ghettos, then deported their victims to concentration
camps where most perished. Others became Nazi
victims not because of who they were but because of
what they did - Jehovah's Witnesses, the dissenting
clergy, Communists, Socialists, and other political
enemies.
 October 1, 1949 marked Mao Tse-tung's
proclamation of the People's Republic of China.
The Chinese Communist Party launched
numerous movements to systematically destroy
the traditional Chinese social and political
system. One of Mao's major goals was the total
collectivization of the peasants. In 1958, he
launched the "Great Leap Forward" campaign.
This act was aimed at accomplishing economic
and technical development of the country at a
faster pace and with greater results. Instead, the
"Great Leap Forward" destroyed the agricultural
system, causing a terrible famine in which 27
million people starved to death.
 From 1975-1979, Pol Pot led the Khmer Rouge
political party in a reign of violence, fear, and
brutality over Cambodia. An attempt to form a
Communist peasant farming society resulted in the
deaths of 25% of the population from starvation,
overwork, and executions. Pol Pot's Khmer Rouge
seized control of Cambodia. Inspired by Mao's
Cultural Revolution in Communist China, Pol Pot
attempted to "purify" Cambodia of western culture,
city life, and religion. Different ethnic groups and all
those considered to be of the "old society",
intellectuals, former government officials, and
Buddhist monks were murdered. "What is rotten
must be removed" was a slogan proclaimed
throughout the Khmer Rouge era.
 In the republic of Bosnia-Herzegovina, conflict
between the three main ethnic groups - the Serbs,
Croats, and Muslims - resulted in genocide committed
by the Serbs against Bosnian Muslims. In the late
1980's a Serbian named Slobodan Milosevic came to
power. In 1992 acts of "ethnic cleansing" started in
Bosnia, a mostly Muslim country where the Serb
minority made up only 32% of the population.
Milosevic responded to Bosnia's declaration of
independence by attacking Sarajevo, where Serb
snipers shot down civilians. The Bosnian Muslims
were outgunned and the Serbs continued to gain
ground. They systematically rounded up local
Muslims and committed acts of mass murder,
deported men and boys to concentration camps, and
forced repopulation of entire towns. Serbs also
terrorized Muslim families by using rape as a weapon
against women and girls. Over 200,000 Muslim
civilians were systematically murdered and 2,000,000
became refugees at the hands of the Serbs.
 Beginning on April 6, 1994, groups of ethnic Hutu,

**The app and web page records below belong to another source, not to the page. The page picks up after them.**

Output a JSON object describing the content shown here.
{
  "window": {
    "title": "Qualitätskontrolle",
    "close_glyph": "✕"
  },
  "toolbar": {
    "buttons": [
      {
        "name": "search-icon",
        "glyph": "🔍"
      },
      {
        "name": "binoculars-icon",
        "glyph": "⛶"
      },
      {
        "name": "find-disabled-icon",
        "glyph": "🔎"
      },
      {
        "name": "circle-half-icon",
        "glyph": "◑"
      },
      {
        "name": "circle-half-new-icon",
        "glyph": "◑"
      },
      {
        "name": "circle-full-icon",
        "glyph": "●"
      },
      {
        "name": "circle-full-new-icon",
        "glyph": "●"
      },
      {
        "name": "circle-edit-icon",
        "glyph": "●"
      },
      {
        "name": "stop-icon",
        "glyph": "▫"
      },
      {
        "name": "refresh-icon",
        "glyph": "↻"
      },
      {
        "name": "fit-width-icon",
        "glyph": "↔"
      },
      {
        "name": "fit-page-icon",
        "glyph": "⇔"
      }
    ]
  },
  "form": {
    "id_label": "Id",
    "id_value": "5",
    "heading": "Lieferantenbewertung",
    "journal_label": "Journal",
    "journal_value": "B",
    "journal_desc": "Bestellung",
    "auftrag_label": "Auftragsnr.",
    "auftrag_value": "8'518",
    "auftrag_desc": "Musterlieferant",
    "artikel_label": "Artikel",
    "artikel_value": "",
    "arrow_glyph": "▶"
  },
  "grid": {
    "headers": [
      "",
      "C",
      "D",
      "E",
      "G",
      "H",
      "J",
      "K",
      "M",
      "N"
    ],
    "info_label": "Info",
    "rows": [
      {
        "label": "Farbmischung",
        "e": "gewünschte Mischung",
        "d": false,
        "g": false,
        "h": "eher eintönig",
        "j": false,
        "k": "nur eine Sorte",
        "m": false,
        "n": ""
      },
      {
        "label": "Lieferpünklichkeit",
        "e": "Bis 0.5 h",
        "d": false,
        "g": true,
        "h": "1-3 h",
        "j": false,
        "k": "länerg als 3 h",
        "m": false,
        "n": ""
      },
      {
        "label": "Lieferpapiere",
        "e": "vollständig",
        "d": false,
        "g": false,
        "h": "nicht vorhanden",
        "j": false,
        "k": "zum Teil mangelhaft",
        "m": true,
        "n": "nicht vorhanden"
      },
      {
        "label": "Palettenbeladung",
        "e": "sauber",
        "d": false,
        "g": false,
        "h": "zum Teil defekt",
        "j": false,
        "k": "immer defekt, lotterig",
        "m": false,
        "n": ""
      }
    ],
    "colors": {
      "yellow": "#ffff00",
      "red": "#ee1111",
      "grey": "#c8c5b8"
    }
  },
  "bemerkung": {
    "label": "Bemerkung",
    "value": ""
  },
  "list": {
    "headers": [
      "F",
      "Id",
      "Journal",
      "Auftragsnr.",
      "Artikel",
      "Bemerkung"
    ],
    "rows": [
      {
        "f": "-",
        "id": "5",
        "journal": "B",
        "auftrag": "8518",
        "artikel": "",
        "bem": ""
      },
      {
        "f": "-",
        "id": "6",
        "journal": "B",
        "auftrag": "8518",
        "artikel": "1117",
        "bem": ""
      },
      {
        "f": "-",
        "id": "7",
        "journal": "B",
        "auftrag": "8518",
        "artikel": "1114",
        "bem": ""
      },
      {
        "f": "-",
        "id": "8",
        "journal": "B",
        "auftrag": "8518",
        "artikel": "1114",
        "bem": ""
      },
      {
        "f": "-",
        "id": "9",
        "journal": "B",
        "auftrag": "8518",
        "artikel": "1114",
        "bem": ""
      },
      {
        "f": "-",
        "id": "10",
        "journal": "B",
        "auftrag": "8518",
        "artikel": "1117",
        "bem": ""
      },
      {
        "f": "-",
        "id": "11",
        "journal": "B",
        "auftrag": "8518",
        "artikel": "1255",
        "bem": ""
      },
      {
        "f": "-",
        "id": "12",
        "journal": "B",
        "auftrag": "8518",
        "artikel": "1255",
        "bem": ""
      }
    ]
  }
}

armed mostly with machetes, began a campaign of
terror and bloodshed which embroiled the Central
African country of Rwanda. For about 100 days, the
Hutu militias followed what evidence suggests was a
clear and premeditated attempt to exterminate the
country's ethnic Tutsi population. The Rwandan state
radio, controlled by Hutu extremists, further
encouraged the killings by broadcasting non-stop
hate propaganda and even pinpointed the locations
of Tutsis in hiding. The killings only ended after
armed Tutsi rebels, invading from neighboring
countries, managed to defeat the Hutus and halt the
genocide in July 1994. By then, over one-tenth of the
population, an estimated 800,000 persons, had been
killed.
 “The Holocaust was the murder of six million
Jews, including two million children.
Holocaust denial is a second murder of those
same six million. First their lives were
extinguished; then their deaths. A person
who denies the Holocaust becomes part of
the crime of the Holocaust itself.”
In Darfur, my camera was not
nearly enough…
 Violence and destruction are raging in the Darfur
region of western Sudan. Since February 2003,
government-sponsored militias known as the
Janjaweed have conducted a calculated campaign of
slaughter, rape, starvation and displacement in
Darfur.
 It is estimated that 400,000 people have died due to
violence, starvation and disease. More than 2.5
million people have been displaced from their homes
and over 200,000 have fled across the border to
Chad. Many now live in camps lacking adequate
food, shelter, sanitation, and health care.
 The United States Congress and President George W.
Bush recognized the situation in Darfur as
"genocide." Darfur, "near Hell on Earth," has been
declared the worst humanitarian crisis in the world
today.